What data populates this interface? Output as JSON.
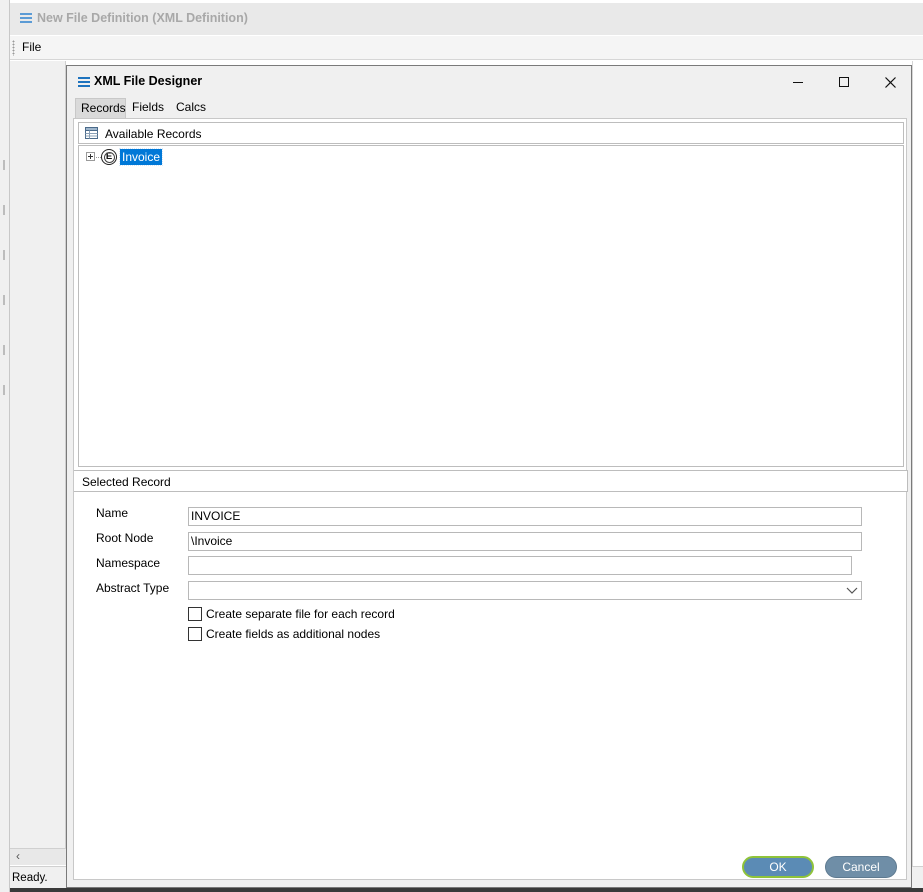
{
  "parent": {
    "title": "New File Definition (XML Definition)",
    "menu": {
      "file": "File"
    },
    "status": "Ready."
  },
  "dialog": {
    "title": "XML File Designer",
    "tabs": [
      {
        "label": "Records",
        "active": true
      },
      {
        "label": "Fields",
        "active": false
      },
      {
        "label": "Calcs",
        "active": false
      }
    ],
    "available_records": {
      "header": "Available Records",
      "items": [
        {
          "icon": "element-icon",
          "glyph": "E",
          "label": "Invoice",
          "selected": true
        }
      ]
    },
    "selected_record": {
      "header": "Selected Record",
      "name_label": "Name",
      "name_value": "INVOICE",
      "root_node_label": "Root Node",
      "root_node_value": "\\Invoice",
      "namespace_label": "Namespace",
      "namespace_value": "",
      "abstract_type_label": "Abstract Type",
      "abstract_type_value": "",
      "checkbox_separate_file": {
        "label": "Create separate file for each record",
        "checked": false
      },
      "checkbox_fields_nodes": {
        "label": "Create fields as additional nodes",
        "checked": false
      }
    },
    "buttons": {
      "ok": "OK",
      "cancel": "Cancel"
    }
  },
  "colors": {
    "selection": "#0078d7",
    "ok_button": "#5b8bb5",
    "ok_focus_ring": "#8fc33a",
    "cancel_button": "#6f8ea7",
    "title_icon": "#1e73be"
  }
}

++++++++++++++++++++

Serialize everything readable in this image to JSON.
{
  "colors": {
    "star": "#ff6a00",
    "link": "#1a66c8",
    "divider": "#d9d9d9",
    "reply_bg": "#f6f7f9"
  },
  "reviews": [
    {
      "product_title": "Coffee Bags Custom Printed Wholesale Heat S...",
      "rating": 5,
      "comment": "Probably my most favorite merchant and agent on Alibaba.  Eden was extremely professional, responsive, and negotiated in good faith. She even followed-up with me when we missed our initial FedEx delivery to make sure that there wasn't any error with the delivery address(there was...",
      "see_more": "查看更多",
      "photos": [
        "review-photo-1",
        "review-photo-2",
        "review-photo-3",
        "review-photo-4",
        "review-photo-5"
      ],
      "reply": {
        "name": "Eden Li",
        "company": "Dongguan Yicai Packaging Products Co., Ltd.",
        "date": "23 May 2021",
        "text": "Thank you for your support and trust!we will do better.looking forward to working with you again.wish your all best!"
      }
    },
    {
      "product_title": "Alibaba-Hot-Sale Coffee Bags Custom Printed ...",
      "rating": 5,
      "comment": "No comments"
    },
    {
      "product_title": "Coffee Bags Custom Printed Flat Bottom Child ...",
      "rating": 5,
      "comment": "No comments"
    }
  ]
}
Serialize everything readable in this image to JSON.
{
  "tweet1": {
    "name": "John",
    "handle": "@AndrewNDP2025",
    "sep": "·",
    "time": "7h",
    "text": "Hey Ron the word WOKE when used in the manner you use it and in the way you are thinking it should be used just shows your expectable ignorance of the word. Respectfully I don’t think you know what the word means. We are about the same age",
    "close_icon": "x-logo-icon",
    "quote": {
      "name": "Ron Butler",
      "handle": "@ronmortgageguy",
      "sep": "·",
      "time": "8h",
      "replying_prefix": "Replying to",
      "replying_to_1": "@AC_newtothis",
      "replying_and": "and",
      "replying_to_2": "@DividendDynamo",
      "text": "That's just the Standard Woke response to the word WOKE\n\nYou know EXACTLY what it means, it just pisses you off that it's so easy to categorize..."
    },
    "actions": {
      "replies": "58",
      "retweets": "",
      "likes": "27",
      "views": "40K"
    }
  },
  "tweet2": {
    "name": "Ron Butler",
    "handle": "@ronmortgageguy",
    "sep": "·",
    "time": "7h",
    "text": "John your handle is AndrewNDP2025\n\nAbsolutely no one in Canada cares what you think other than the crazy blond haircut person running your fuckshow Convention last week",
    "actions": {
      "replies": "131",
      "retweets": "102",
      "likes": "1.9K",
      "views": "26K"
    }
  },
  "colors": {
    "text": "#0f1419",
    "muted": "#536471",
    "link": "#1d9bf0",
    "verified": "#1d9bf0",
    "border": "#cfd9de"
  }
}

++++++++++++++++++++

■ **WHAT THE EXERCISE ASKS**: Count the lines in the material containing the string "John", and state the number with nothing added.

■ **RESPONSE AREA**: 2